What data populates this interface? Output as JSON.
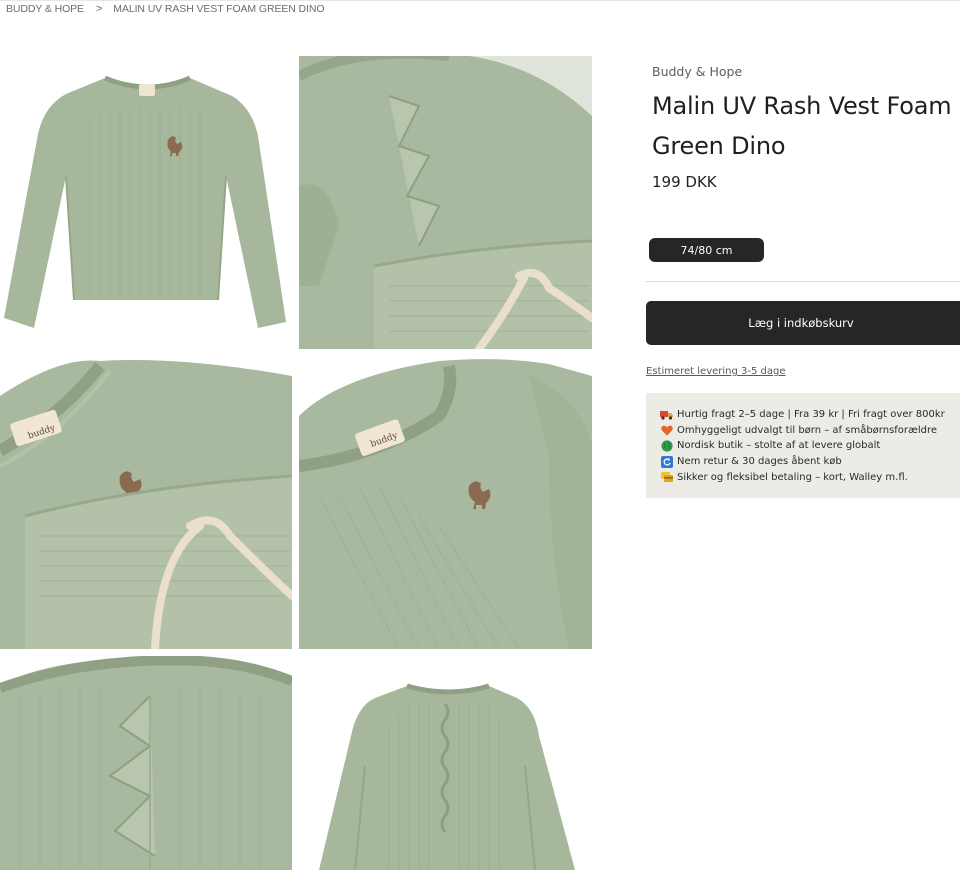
{
  "breadcrumb": {
    "items": [
      "BUDDY & HOPE",
      "MALIN UV RASH VEST FOAM GREEN DINO"
    ],
    "separator": ">"
  },
  "product": {
    "brand": "Buddy & Hope",
    "title": "Malin UV Rash Vest Foam Green Dino",
    "price": "199 DKK",
    "selected_size": "74/80 cm",
    "add_to_cart": "Læg i indkøbskurv",
    "delivery_estimate": "Estimeret levering 3-5 dage"
  },
  "usps": [
    {
      "icon": "truck-icon",
      "text": "Hurtig fragt 2–5 dage | Fra 39 kr | Fri fragt over 800kr"
    },
    {
      "icon": "heart-icon",
      "text": "Omhyggeligt udvalgt til børn – af småbørnsforældre"
    },
    {
      "icon": "globe-icon",
      "text": "Nordisk butik – stolte af at levere globalt"
    },
    {
      "icon": "return-icon",
      "text": "Nem retur & 30 dages åbent køb"
    },
    {
      "icon": "secure-payment-icon",
      "text": "Sikker og fleksibel betaling – kort, Walley m.fl."
    }
  ],
  "images": [
    {
      "label": "buddy"
    },
    {
      "label": "buddy"
    }
  ],
  "colors": {
    "garment": "#a7b79c",
    "garment_shadow": "#8fa085",
    "dark_button": "#262626",
    "usp_background": "#ecebe6",
    "drawstring": "#eadfcb"
  }
}
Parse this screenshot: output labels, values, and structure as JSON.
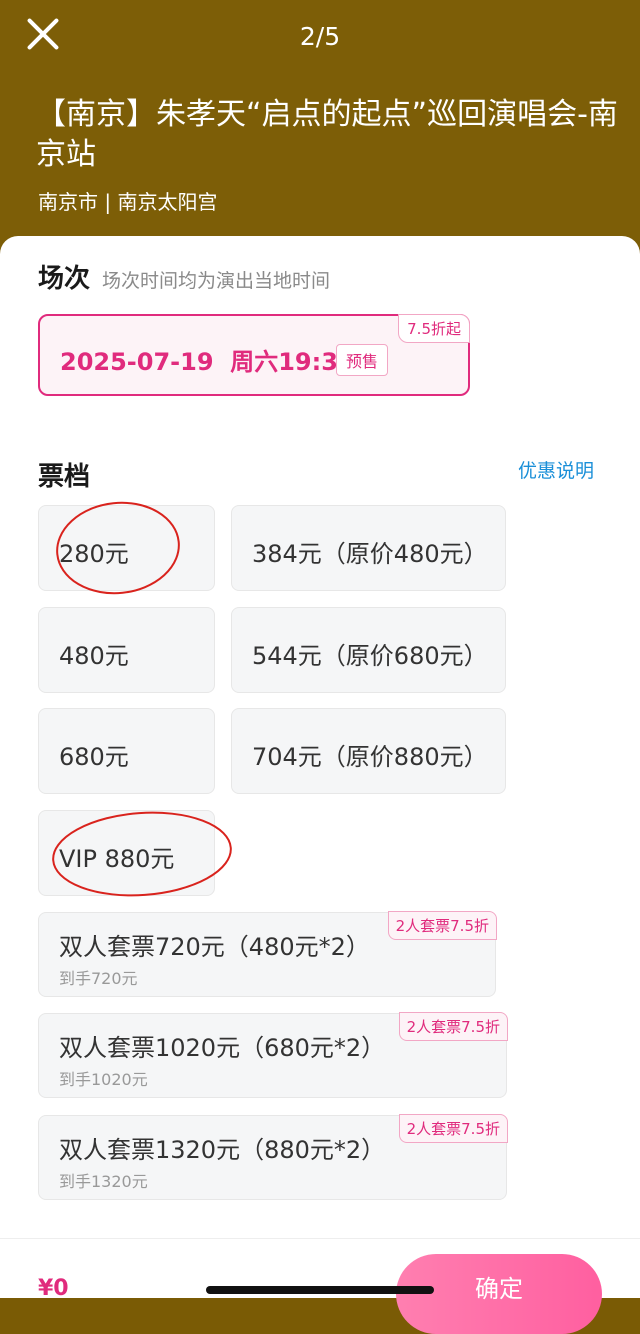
{
  "header": {
    "counter": "2/5",
    "title": "【南京】朱孝天“启点的起点”巡回演唱会-南京站",
    "venue": "南京市 | 南京太阳宫"
  },
  "session": {
    "title": "场次",
    "note": "场次时间均为演出当地时间",
    "date": "2025-07-19  周六19:30",
    "status": "预售",
    "discount": "7.5折起"
  },
  "tickets": {
    "title": "票档",
    "promo_link": "优惠说明",
    "tiers": [
      "280元",
      "384元（原价480元）",
      "480元",
      "544元（原价680元）",
      "680元",
      "704元（原价880元）",
      "VIP 880元"
    ],
    "packages": [
      {
        "label": "双人套票720元（480元*2）",
        "sub": "到手720元",
        "tag": "2人套票7.5折"
      },
      {
        "label": "双人套票1020元（680元*2）",
        "sub": "到手1020元",
        "tag": "2人套票7.5折"
      },
      {
        "label": "双人套票1320元（880元*2）",
        "sub": "到手1320元",
        "tag": "2人套票7.5折"
      }
    ]
  },
  "footer": {
    "total": "¥0",
    "confirm": "确定"
  },
  "colors": {
    "header_bg": "#7d5e07",
    "accent": "#e02b7d",
    "link": "#1a8fd8",
    "annotation": "#d9231d"
  }
}
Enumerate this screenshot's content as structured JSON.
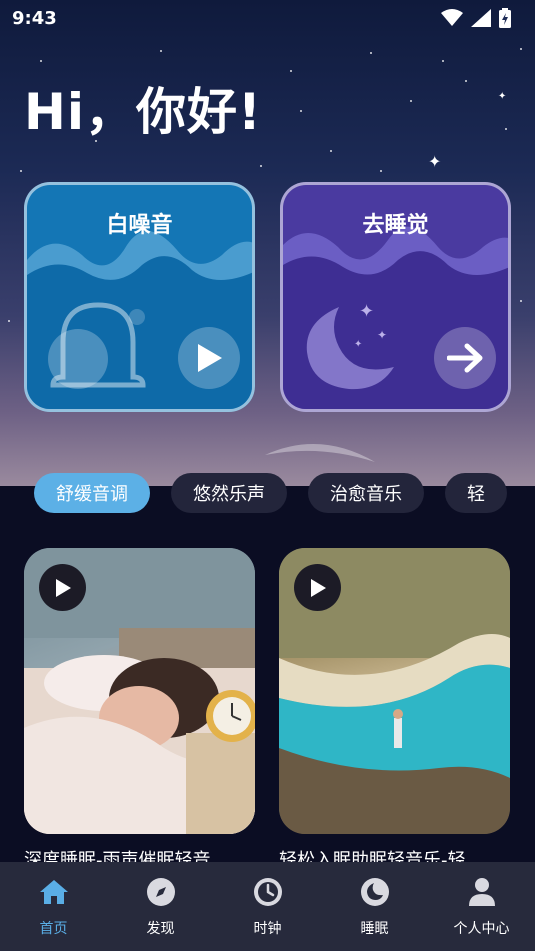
{
  "status_bar": {
    "time": "9:43",
    "icons": [
      "wifi-icon",
      "signal-icon",
      "battery-charging-icon"
    ]
  },
  "greeting": "Hi，你好!",
  "feature_cards": [
    {
      "title": "白噪音",
      "icon": "bell-icon",
      "action": "play-icon",
      "color": "#1476b5"
    },
    {
      "title": "去睡觉",
      "icon": "moon-icon",
      "action": "arrow-right-icon",
      "color": "#4a3aa0"
    }
  ],
  "tabs": [
    {
      "label": "舒缓音调",
      "active": true
    },
    {
      "label": "悠然乐声",
      "active": false
    },
    {
      "label": "治愈音乐",
      "active": false
    },
    {
      "label": "轻",
      "active": false
    }
  ],
  "media": [
    {
      "title": "深度睡眠-雨声催眠轻音",
      "icon": "play-icon"
    },
    {
      "title": "轻松入眠助眠轻音乐-轻",
      "icon": "play-icon"
    }
  ],
  "bottom_nav": [
    {
      "label": "首页",
      "icon": "home-icon",
      "active": true
    },
    {
      "label": "发现",
      "icon": "compass-icon",
      "active": false
    },
    {
      "label": "时钟",
      "icon": "clock-icon",
      "active": false
    },
    {
      "label": "睡眠",
      "icon": "moon-icon",
      "active": false
    },
    {
      "label": "个人中心",
      "icon": "user-icon",
      "active": false
    }
  ],
  "accent_color": "#5cb0e6"
}
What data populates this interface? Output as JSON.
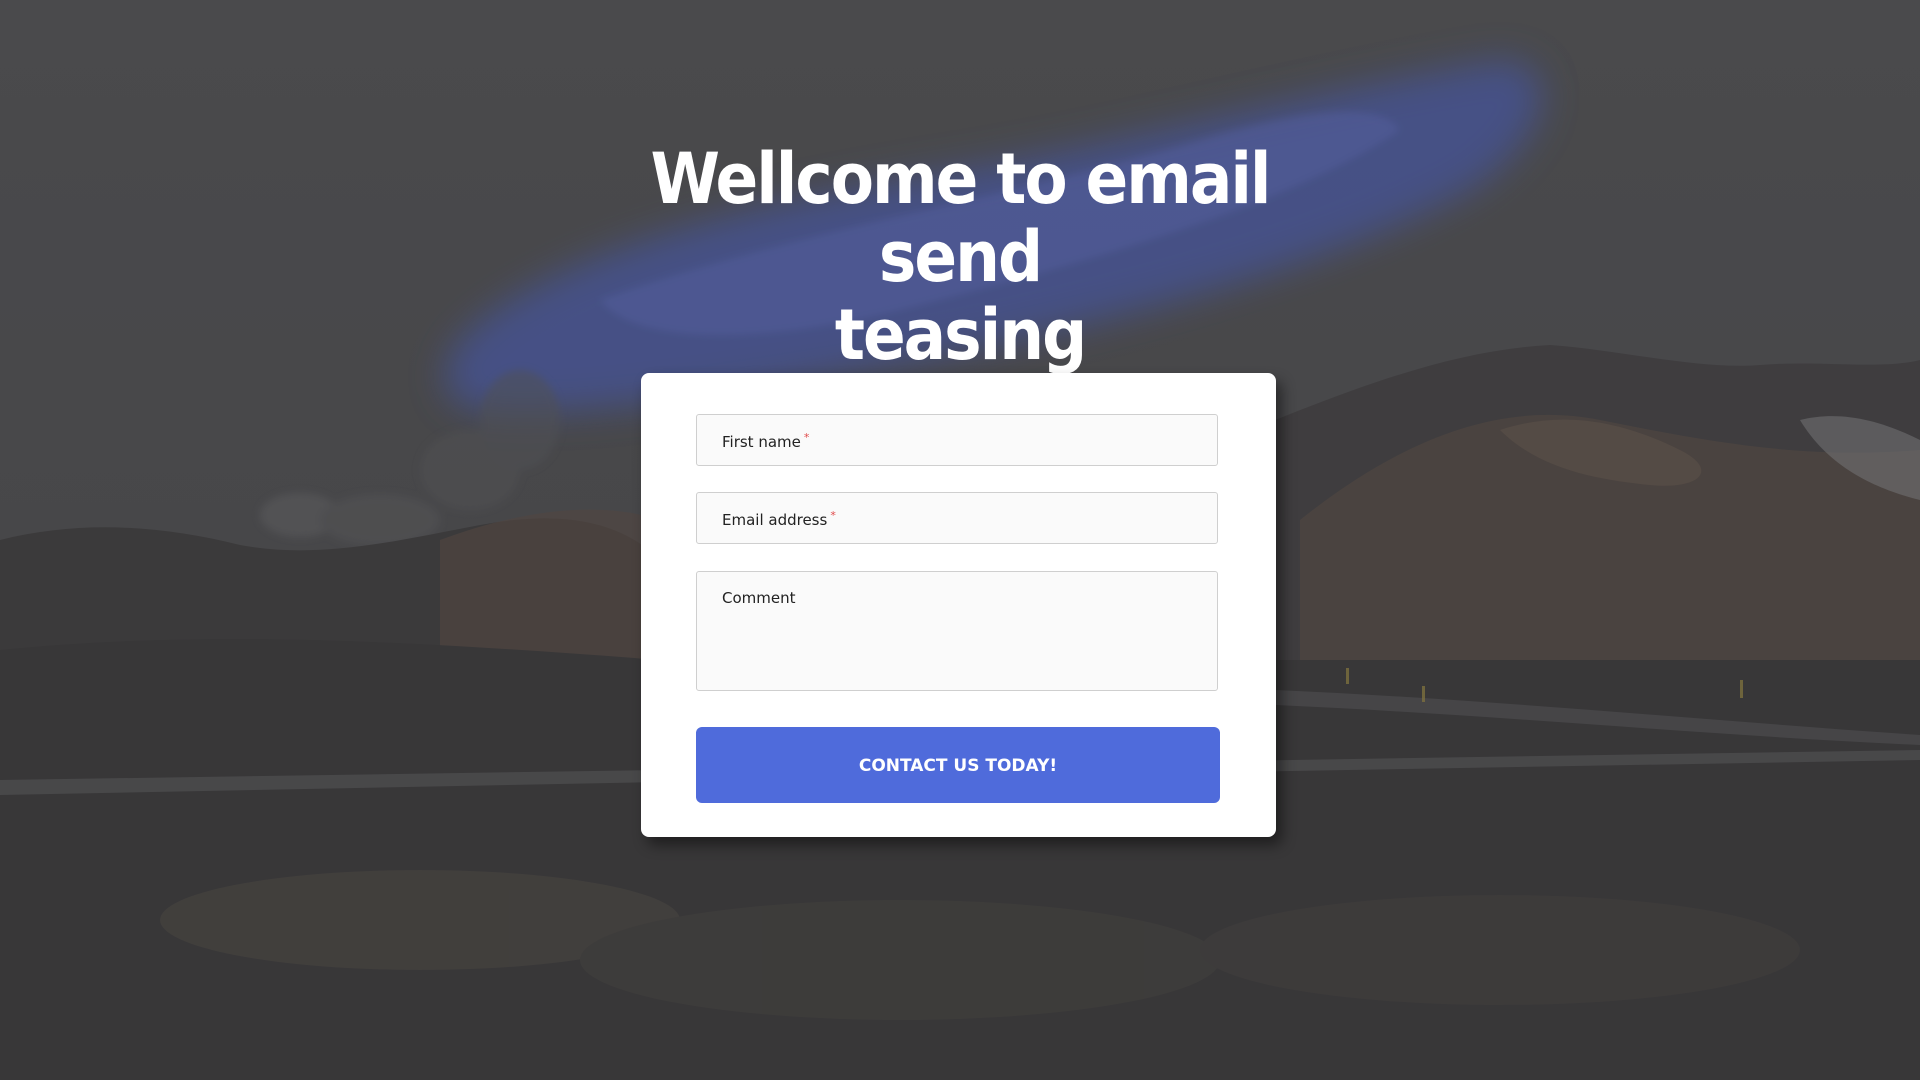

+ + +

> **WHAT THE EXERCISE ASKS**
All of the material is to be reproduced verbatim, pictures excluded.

> **REPLY**
What data populates this interface? Output as JSON.
{
  "breadcrumb": {
    "items": [
      "BUDDY & HOPE",
      "MALIN UV RASH VEST FOAM GREEN DINO"
    ],
    "separator": ">"
  },
  "product": {
    "brand": "Buddy & Hope",
    "title": "Malin UV Rash Vest Foam Green Dino",
    "price": "199 DKK",
    "selected_size": "74/80 cm",
    "add_to_cart": "Læg i indkøbskurv",
    "delivery_estimate": "Estimeret levering 3-5 dage"
  },
  "usps": [
    {
      "icon": "truck-icon",
      "text": "Hurtig fragt 2–5 dage | Fra 39 kr | Fri fragt over 800kr"
    },
    {
      "icon": "heart-icon",
      "text": "Omhyggeligt udvalgt til børn – af småbørnsforældre"
    },
    {
      "icon": "globe-icon",
      "text": "Nordisk butik – stolte af at levere globalt"
    },
    {
      "icon": "return-icon",
      "text": "Nem retur & 30 dages åbent køb"
    },
    {
      "icon": "secure-payment-icon",
      "text": "Sikker og fleksibel betaling – kort, Walley m.fl."
    }
  ],
  "images": [
    {
      "label": "buddy"
    },
    {
      "label": "buddy"
    }
  ],
  "colors": {
    "garment": "#a7b79c",
    "garment_shadow": "#8fa085",
    "dark_button": "#262626",
    "usp_background": "#ecebe6",
    "drawstring": "#eadfcb"
  }
}
Parse this screenshot: output labels, values, and structure as JSON.
{
  "header": {
    "counter": "2/5",
    "title": "【南京】朱孝天“启点的起点”巡回演唱会-南京站",
    "venue": "南京市 | 南京太阳宫"
  },
  "session": {
    "title": "场次",
    "note": "场次时间均为演出当地时间",
    "date": "2025-07-19  周六19:30",
    "status": "预售",
    "discount": "7.5折起"
  },
  "tickets": {
    "title": "票档",
    "promo_link": "优惠说明",
    "tiers": [
      "280元",
      "384元（原价480元）",
      "480元",
      "544元（原价680元）",
      "680元",
      "704元（原价880元）",
      "VIP 880元"
    ],
    "packages": [
      {
        "label": "双人套票720元（480元*2）",
        "sub": "到手720元",
        "tag": "2人套票7.5折"
      },
      {
        "label": "双人套票1020元（680元*2）",
        "sub": "到手1020元",
        "tag": "2人套票7.5折"
      },
      {
        "label": "双人套票1320元（880元*2）",
        "sub": "到手1320元",
        "tag": "2人套票7.5折"
      }
    ]
  },
  "footer": {
    "total": "¥0",
    "confirm": "确定"
  },
  "colors": {
    "header_bg": "#7d5e07",
    "accent": "#e02b7d",
    "link": "#1a8fd8",
    "annotation": "#d9231d"
  }
}
Enumerate this screenshot's content as structured JSON.
{
  "status_bar": {
    "time": "9:43",
    "icons": [
      "wifi-icon",
      "signal-icon",
      "battery-charging-icon"
    ]
  },
  "greeting": "Hi，你好!",
  "feature_cards": [
    {
      "title": "白噪音",
      "icon": "bell-icon",
      "action": "play-icon",
      "color": "#1476b5"
    },
    {
      "title": "去睡觉",
      "icon": "moon-icon",
      "action": "arrow-right-icon",
      "color": "#4a3aa0"
    }
  ],
  "tabs": [
    {
      "label": "舒缓音调",
      "active": true
    },
    {
      "label": "悠然乐声",
      "active": false
    },
    {
      "label": "治愈音乐",
      "active": false
    },
    {
      "label": "轻",
      "active": false
    }
  ],
  "media": [
    {
      "title": "深度睡眠-雨声催眠轻音",
      "icon": "play-icon"
    },
    {
      "title": "轻松入眠助眠轻音乐-轻",
      "icon": "play-icon"
    }
  ],
  "bottom_nav": [
    {
      "label": "首页",
      "icon": "home-icon",
      "active": true
    },
    {
      "label": "发现",
      "icon": "compass-icon",
      "active": false
    },
    {
      "label": "时钟",
      "icon": "clock-icon",
      "active": false
    },
    {
      "label": "睡眠",
      "icon": "moon-icon",
      "active": false
    },
    {
      "label": "个人中心",
      "icon": "user-icon",
      "active": false
    }
  ],
  "accent_color": "#5cb0e6"
}
What data populates this interface? Output as JSON.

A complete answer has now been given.